(What is expected) Go through the material below and copy all lines with "this".

Top of The records

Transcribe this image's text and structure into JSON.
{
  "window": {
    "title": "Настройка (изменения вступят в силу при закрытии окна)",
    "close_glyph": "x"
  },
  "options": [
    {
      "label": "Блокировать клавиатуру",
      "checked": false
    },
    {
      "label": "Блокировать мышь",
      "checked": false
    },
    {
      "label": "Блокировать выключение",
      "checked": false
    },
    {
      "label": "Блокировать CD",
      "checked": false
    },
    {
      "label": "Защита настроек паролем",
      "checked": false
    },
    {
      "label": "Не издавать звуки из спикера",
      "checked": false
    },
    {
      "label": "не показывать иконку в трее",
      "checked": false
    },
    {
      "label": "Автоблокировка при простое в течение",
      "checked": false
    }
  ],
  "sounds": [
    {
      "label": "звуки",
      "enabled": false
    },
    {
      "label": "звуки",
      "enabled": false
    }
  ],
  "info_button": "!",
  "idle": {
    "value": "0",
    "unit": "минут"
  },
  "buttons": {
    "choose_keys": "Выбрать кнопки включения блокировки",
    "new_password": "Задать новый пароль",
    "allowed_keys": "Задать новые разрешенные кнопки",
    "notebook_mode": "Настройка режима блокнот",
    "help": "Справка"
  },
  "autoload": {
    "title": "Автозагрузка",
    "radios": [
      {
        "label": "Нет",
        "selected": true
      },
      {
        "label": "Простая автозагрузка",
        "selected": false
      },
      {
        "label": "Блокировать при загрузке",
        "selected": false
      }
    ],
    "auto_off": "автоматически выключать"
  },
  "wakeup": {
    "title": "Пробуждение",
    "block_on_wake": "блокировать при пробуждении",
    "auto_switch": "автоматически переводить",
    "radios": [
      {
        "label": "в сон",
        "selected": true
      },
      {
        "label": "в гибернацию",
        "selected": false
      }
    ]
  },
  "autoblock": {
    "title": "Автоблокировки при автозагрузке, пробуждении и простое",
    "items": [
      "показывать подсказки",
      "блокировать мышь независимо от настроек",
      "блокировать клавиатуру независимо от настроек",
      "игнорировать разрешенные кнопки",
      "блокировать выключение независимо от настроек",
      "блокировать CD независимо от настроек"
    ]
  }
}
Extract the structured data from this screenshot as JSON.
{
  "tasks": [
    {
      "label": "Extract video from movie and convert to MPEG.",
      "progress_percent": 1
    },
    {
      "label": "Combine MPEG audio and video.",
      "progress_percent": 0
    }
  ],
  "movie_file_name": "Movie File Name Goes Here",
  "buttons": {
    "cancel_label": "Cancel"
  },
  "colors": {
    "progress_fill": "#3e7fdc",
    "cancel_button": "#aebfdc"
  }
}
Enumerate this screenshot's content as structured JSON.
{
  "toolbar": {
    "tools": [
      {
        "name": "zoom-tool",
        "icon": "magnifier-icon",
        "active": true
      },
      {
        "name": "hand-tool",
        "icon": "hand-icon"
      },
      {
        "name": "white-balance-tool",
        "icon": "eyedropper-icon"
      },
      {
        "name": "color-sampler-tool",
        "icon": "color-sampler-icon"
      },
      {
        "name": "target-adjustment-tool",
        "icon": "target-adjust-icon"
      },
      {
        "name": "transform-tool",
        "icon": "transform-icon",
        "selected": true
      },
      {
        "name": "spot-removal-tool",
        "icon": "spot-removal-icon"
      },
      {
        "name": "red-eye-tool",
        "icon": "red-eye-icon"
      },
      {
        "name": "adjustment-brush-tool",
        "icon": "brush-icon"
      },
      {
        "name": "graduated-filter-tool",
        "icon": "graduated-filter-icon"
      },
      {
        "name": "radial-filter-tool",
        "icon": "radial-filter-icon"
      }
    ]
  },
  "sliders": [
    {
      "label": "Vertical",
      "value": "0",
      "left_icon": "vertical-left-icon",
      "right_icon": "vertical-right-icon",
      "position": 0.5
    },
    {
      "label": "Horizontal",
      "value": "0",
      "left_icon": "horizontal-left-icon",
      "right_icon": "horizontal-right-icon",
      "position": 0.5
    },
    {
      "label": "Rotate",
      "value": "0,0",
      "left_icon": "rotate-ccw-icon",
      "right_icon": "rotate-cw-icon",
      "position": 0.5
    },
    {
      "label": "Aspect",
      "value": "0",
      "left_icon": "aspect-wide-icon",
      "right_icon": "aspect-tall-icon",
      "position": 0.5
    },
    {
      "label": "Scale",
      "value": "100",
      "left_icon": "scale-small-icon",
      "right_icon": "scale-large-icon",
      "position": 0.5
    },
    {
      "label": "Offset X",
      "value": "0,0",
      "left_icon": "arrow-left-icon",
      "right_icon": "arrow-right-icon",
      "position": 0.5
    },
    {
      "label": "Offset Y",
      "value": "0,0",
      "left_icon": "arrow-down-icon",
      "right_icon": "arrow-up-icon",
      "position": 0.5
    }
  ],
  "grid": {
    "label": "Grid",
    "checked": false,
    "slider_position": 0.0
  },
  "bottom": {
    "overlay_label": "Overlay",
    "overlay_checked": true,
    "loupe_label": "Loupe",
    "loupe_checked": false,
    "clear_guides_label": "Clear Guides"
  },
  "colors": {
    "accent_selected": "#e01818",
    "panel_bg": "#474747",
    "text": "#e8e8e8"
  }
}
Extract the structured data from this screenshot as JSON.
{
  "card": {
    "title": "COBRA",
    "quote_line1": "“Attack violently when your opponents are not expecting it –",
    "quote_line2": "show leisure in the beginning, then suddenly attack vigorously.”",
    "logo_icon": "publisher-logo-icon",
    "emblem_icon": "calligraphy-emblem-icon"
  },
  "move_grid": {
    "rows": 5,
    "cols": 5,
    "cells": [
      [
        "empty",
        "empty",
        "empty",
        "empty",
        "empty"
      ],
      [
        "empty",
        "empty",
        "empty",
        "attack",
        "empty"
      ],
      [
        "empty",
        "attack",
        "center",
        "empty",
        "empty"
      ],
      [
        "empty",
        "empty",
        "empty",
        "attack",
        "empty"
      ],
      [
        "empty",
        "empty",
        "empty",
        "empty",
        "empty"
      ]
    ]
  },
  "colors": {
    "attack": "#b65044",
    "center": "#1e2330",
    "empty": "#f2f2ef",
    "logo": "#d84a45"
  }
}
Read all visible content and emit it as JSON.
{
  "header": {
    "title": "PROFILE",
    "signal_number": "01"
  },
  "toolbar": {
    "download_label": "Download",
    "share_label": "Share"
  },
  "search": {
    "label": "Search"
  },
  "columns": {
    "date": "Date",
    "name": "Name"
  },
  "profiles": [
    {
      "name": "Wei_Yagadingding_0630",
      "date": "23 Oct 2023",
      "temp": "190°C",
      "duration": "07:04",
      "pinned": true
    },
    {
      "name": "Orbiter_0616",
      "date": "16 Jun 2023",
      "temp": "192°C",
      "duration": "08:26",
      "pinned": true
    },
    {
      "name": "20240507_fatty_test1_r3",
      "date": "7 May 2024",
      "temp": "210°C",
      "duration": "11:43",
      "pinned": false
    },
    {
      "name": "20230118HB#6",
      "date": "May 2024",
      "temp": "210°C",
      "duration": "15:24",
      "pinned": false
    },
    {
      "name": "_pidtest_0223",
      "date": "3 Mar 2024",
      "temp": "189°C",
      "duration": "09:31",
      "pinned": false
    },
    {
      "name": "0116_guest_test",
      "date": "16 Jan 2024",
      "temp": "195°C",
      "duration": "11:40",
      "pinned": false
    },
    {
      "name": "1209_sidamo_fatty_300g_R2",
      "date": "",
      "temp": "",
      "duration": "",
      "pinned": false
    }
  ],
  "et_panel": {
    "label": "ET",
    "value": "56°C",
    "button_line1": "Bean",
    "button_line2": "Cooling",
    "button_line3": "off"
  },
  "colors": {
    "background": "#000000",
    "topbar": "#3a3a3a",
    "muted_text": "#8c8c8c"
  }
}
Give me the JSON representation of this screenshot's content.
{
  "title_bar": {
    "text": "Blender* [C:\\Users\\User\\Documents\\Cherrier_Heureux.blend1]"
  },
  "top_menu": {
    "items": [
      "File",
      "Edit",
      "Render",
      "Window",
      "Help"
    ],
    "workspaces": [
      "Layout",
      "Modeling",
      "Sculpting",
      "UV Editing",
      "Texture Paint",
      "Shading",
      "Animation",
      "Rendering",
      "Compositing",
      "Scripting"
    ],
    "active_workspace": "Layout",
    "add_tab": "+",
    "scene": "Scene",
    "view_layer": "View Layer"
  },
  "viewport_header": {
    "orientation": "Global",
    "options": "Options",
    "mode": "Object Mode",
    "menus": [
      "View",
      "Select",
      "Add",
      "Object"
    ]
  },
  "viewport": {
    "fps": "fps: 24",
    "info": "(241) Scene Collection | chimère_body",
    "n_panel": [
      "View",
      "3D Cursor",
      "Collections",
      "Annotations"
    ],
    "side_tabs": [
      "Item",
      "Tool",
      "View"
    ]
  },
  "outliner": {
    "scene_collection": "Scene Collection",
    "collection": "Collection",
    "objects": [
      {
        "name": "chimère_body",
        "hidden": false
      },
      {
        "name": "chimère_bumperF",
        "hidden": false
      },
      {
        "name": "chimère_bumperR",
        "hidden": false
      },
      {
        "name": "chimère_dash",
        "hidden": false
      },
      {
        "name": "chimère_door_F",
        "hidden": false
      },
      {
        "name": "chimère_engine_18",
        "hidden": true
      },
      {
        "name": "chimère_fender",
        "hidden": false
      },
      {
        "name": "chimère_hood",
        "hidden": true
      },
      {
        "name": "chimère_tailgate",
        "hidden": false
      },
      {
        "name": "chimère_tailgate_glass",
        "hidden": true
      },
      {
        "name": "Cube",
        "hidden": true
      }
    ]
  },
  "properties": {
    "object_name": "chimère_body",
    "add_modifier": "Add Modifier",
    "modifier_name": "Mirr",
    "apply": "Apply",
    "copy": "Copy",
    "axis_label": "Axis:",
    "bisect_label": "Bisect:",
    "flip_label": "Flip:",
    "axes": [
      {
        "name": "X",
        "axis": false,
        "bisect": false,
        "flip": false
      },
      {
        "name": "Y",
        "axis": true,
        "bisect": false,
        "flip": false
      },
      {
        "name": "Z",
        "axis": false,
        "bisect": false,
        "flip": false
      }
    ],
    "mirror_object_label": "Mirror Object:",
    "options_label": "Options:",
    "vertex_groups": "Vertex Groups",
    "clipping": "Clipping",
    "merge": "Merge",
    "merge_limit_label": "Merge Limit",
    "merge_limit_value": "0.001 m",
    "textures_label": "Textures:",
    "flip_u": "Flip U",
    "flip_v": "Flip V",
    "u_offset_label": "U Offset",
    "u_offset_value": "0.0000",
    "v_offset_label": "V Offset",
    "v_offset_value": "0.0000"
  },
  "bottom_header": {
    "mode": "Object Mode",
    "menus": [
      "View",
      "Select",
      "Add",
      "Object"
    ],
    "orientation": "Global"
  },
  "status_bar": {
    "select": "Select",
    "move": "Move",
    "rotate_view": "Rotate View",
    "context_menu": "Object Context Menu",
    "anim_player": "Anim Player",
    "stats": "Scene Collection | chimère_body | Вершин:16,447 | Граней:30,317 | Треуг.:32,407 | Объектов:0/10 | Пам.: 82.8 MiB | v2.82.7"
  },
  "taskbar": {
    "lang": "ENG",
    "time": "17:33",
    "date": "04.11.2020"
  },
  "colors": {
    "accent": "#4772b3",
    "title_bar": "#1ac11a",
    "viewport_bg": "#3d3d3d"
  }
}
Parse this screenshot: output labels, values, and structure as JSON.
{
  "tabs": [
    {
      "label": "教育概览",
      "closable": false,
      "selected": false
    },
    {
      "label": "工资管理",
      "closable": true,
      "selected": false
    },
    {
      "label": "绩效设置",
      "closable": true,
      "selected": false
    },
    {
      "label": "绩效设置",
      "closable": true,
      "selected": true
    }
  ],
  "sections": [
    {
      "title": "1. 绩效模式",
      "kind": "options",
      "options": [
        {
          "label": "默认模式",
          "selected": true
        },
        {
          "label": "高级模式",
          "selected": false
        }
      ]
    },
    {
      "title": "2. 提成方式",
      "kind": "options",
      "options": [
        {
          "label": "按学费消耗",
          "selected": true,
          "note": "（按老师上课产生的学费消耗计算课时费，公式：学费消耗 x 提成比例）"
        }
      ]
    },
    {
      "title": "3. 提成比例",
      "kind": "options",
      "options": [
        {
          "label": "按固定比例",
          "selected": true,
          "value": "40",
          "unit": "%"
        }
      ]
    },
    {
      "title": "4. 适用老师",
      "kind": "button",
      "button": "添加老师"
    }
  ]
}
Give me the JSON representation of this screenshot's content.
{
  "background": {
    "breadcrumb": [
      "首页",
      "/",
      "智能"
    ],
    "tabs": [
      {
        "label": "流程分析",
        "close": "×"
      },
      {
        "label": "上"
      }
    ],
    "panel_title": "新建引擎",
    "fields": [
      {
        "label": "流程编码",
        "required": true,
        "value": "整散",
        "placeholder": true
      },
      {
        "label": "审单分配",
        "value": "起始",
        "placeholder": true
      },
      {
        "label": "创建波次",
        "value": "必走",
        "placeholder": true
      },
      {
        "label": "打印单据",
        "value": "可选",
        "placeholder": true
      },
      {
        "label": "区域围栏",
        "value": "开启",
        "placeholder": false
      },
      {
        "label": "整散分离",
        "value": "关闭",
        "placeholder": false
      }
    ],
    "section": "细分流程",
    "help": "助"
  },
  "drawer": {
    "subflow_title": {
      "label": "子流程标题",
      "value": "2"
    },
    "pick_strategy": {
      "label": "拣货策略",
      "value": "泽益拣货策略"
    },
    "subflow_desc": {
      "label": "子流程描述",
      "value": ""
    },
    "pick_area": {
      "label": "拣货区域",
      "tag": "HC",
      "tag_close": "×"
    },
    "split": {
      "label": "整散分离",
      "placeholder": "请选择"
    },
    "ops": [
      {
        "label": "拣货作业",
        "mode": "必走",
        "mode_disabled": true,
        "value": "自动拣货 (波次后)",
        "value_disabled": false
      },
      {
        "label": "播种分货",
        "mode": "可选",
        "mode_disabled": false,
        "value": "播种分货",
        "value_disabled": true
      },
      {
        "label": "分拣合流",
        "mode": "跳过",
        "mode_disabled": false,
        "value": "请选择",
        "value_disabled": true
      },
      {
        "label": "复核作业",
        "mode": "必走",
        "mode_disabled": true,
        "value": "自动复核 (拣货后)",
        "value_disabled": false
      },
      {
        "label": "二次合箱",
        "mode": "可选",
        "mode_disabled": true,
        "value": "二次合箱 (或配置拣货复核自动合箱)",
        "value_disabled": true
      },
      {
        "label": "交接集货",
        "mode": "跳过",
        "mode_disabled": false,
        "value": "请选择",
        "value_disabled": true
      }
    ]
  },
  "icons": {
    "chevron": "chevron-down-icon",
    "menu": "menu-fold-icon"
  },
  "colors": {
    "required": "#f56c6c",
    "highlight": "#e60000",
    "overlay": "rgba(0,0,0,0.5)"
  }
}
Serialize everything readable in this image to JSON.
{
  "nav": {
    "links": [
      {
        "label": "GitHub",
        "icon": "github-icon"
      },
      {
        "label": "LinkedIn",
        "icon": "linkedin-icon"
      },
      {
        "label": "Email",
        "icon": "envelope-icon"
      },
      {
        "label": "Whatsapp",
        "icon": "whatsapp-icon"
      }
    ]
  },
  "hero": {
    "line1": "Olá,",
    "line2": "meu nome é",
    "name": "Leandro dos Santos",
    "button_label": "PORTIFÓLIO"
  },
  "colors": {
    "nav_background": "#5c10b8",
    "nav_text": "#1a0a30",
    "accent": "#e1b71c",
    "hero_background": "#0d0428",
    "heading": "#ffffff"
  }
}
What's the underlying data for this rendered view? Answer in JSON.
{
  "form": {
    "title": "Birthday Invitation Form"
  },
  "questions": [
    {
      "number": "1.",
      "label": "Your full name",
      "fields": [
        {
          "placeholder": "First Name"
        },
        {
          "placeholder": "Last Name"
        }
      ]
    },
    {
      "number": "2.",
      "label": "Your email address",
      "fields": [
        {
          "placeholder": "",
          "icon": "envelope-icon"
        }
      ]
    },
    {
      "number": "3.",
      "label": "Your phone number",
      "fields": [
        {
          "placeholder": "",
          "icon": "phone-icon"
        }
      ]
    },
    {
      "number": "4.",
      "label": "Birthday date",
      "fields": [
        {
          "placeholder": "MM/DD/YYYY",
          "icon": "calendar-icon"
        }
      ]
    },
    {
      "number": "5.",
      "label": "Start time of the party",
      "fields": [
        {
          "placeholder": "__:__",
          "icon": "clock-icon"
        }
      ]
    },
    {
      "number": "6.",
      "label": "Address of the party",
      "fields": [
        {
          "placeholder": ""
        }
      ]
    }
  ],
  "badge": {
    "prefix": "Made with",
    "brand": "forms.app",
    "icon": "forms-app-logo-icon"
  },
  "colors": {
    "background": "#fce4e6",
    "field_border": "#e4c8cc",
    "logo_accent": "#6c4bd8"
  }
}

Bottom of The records

(Your response)
Transcribe this image's text and structure into JSON.
Extract the structured data from this screenshot as JSON.
Enumerate this screenshot's content as structured JSON.
Extract the structured data from this screenshot as JSON.
Give me the JSON representation of this screenshot's content.
Parse this screenshot: output labels, values, and structure as JSON.
Give me the JSON representation of this screenshot's content.
Serialize everything readable in this image to JSON.
What's the underlying data for this rendered view? Answer in JSON.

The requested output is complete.